The incident first took place on February 5th at Oldsmar’s water treatment facility when around 8 a.m. a plant operator noticed someone remotely accessing the computer system he was monitoring. This system is responsible for controlling the chemicals and other operations of the water treatment plant.
Since the computers are set up for allowing remote access to supervisors to troubleshoot from different locations, the operator did not think much of the incident. However, it happened again that afternoon at about 1:30 p.m., as the operator could see someone taking control of the mouse and opening various software functions that control the water treatment.
The hacker spent around five minutes in the system and briefly increased the amount of sodium hydroxide, also known as lye, in the water from 100 parts per million to 11,100 parts per million. After the second attempt, the plant operator at the water supply plant immediately reset the levels of sodium hydroxide to normal.
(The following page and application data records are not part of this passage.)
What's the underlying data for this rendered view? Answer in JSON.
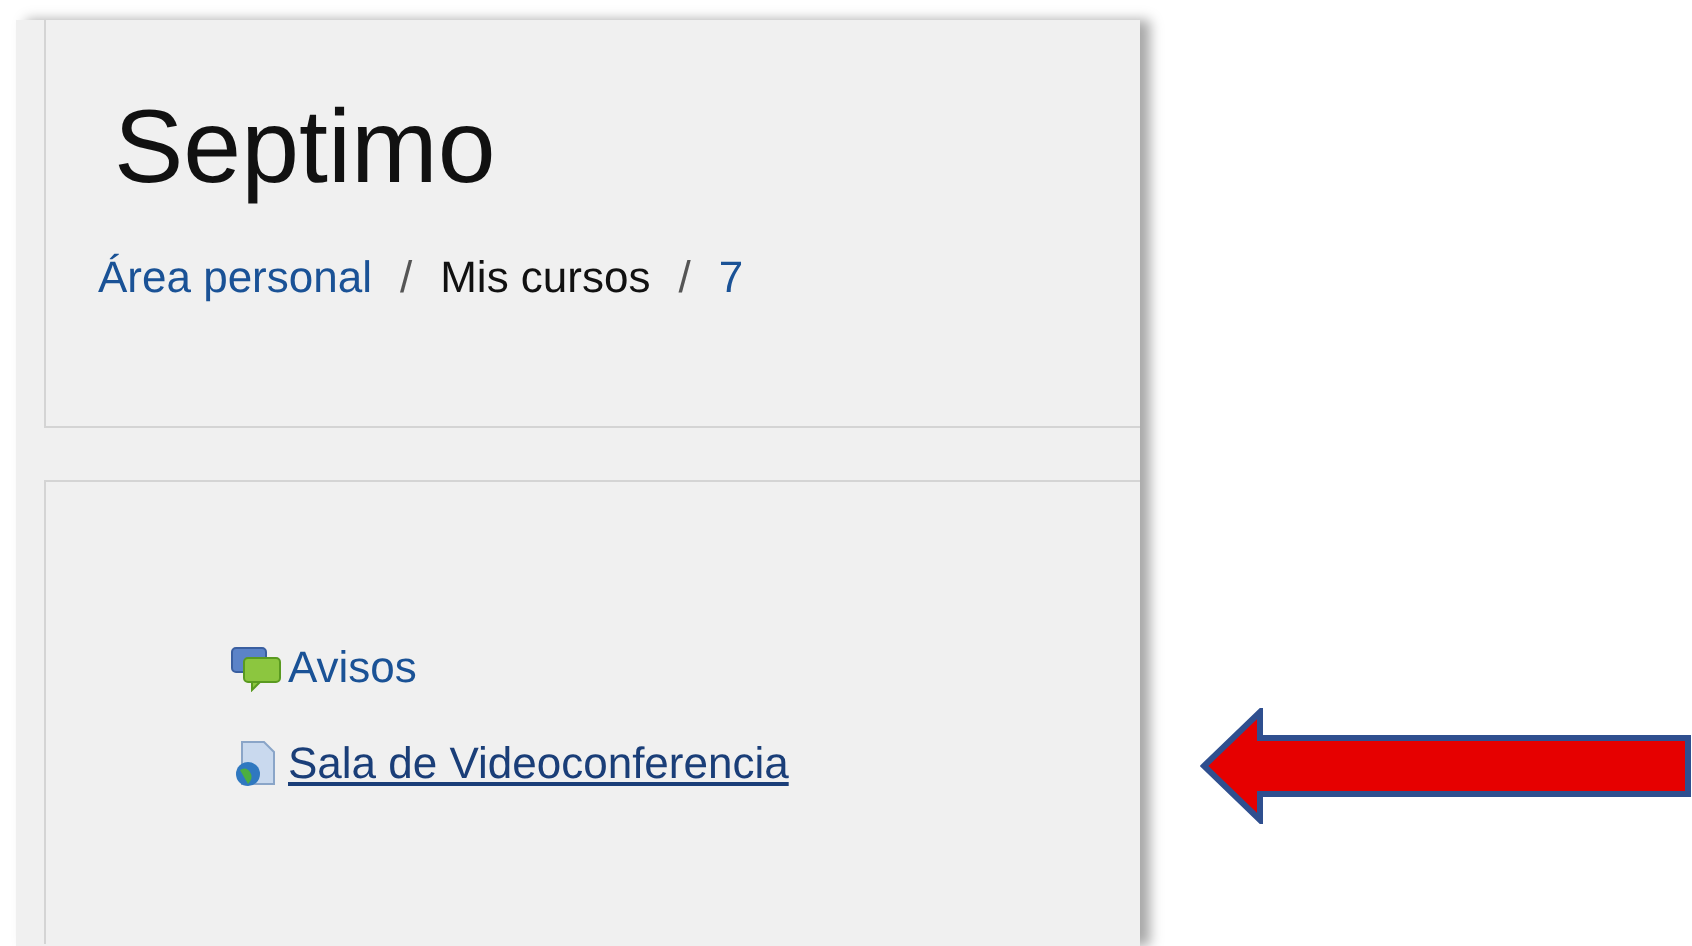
{
  "header": {
    "title": "Septimo",
    "breadcrumb": [
      {
        "label": "Área personal",
        "kind": "link"
      },
      {
        "label": "Mis cursos",
        "kind": "text"
      },
      {
        "label": "7",
        "kind": "link"
      }
    ],
    "separator": "/"
  },
  "activities": [
    {
      "label": "Avisos",
      "kind": "forum",
      "hovered": false
    },
    {
      "label": "Sala de Videoconferencia",
      "kind": "url",
      "hovered": true
    }
  ],
  "annotation": {
    "kind": "arrow"
  }
}
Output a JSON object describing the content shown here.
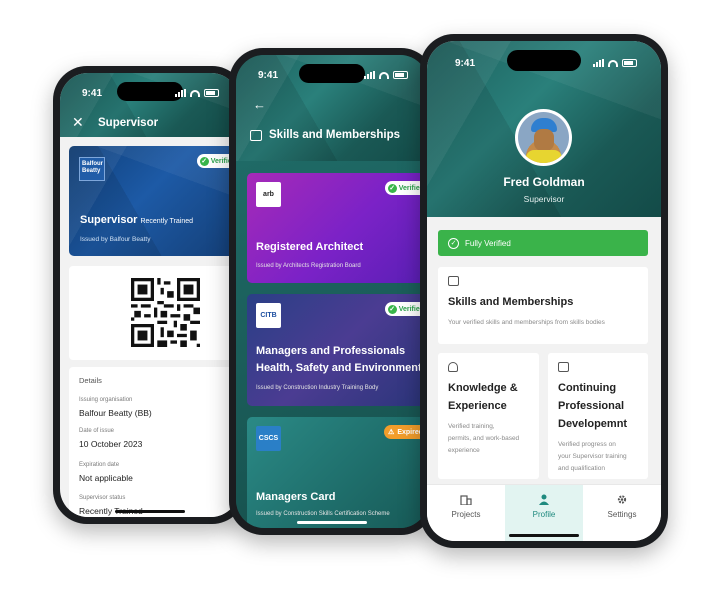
{
  "colors": {
    "teal": "#1b5e5b",
    "verified_green": "#3ab34a",
    "expired_orange": "#f29d2b",
    "accent": "#1f8a7f"
  },
  "phone1": {
    "time": "9:41",
    "header_title": "Supervisor",
    "card": {
      "logo": "Balfour Beatty",
      "badge": "Verified",
      "title": "Supervisor",
      "subtitle": "Recently Trained",
      "issued": "Issued by Balfour Beatty"
    },
    "details": {
      "heading": "Details",
      "rows": [
        {
          "label": "Issuing organisation",
          "value": "Balfour Beatty (BB)"
        },
        {
          "label": "Date of issue",
          "value": "10 October 2023"
        },
        {
          "label": "Expiration date",
          "value": "Not applicable"
        },
        {
          "label": "Supervisor status",
          "value": "Recently Trained"
        }
      ]
    }
  },
  "phone2": {
    "time": "9:41",
    "header_title": "Skills and Memberships",
    "cards": [
      {
        "logo": "arb",
        "badge": "Verified",
        "name": "Registered Architect",
        "name2": "",
        "issued": "Issued by Architects Registration Board"
      },
      {
        "logo": "CITB",
        "badge": "Verified",
        "name": "Managers and Professionals",
        "name2": "Health, Safety and Environment t",
        "issued": "Issued by Construction Industry Training Body"
      },
      {
        "logo": "CSCS",
        "badge": "Expired",
        "name": "Managers Card",
        "name2": "",
        "issued": "Issued by Construction Skills Certification Scheme"
      }
    ]
  },
  "phone3": {
    "time": "9:41",
    "name": "Fred Goldman",
    "role": "Supervisor",
    "verified_banner": "Fully Verified",
    "skills_card": {
      "title": "Skills and Memberships",
      "desc": "Your verified skills and memberships from skills bodies"
    },
    "knowledge_card": {
      "title_line1": "Knowledge &",
      "title_line2": "Experience",
      "desc_line1": "Verified training,",
      "desc_line2": "permits, and work-based",
      "desc_line3": "experience"
    },
    "cpd_card": {
      "title_line1": "Continuing",
      "title_line2": "Professional",
      "title_line3": "Developemnt",
      "desc_line1": "Verified progress on",
      "desc_line2": "your Supervisor training",
      "desc_line3": "and qualification"
    },
    "nav": [
      {
        "label": "Projects",
        "icon": "building-icon"
      },
      {
        "label": "Profile",
        "icon": "person-icon"
      },
      {
        "label": "Settings",
        "icon": "gear-icon"
      }
    ]
  }
}
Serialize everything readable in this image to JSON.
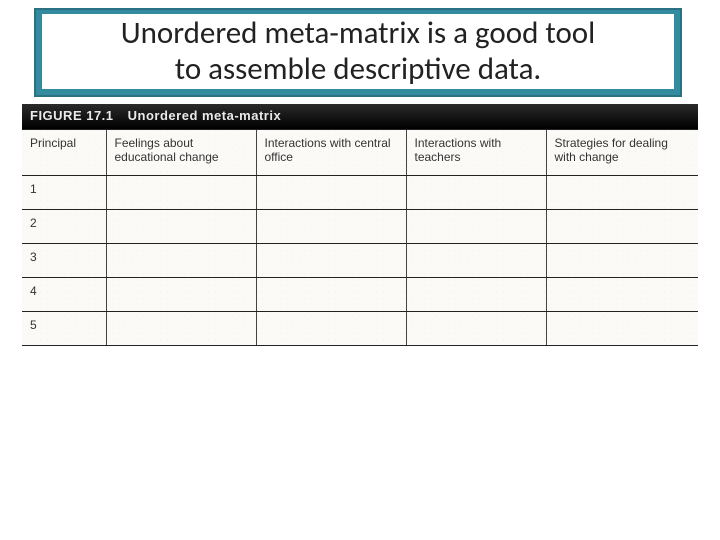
{
  "title": {
    "line1": "Unordered meta-matrix is a good tool",
    "line2": "to assemble descriptive data."
  },
  "figure": {
    "label": "FIGURE 17.1",
    "caption": "Unordered meta-matrix"
  },
  "columns": {
    "c0": "Principal",
    "c1": "Feelings about educational change",
    "c2": "Interactions with central office",
    "c3": "Interactions with teachers",
    "c4": "Strategies for dealing with change"
  },
  "rows": {
    "r0": "1",
    "r1": "2",
    "r2": "3",
    "r3": "4",
    "r4": "5"
  }
}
“This is obviously a significant and potentially dangerous increase sodium hydroxide also known as lye is the main ingredient in drain cleaners. It’s also used to control water acidity and remove metals from drinking water,” Pinellas County Sheriff Bob Gualtieri said during a news conference on Monday.
“In these mega quantities, it’s a caustic substance. I’m not a chemist, but it is the primary ingredient in liquid drain cleaners. It’s lye. I want to stress, it would have been caught. But if you want to put that amount of substance in the drinking water, it’s not a good thing. The amount of sodium hydroxide that got in was minimal and was reversed quickly.”
Oldsmar Officials said other safeguards in place to prevent the increased chemical would have likely caught the change before it was released to the public.
Gualtieri added, “At no time was there a significant adverse effect on the water being treated. Importantly, the public was never in danger. Even if the plant operator had not quickly reversed the increased amount of sodium hydroxide, it would’ve taken between 24 and 36 hours for that water to hit the water supply system.”
The Oldsmar plant supplies water to businesses and about 15,000 residents. Oldsmar officials have since temporarily disabled remote access programme to the water system.
The FBI along with the Secret Service and the Pinellas County Sheriff’s Office are trying to determine who is behind the hack. Gualtieri said he does not know who is responsible for the cyberattack.
“The important thing is to put everyone on notice. Obviously, these investigations are very complicated. We don’t know right now if the breach originated within the United States, or outside the country. We also do not know why the Oldsmar system was targeted and we have no knowledge of any other systems being unlawfully accessed,” Gualtieri added.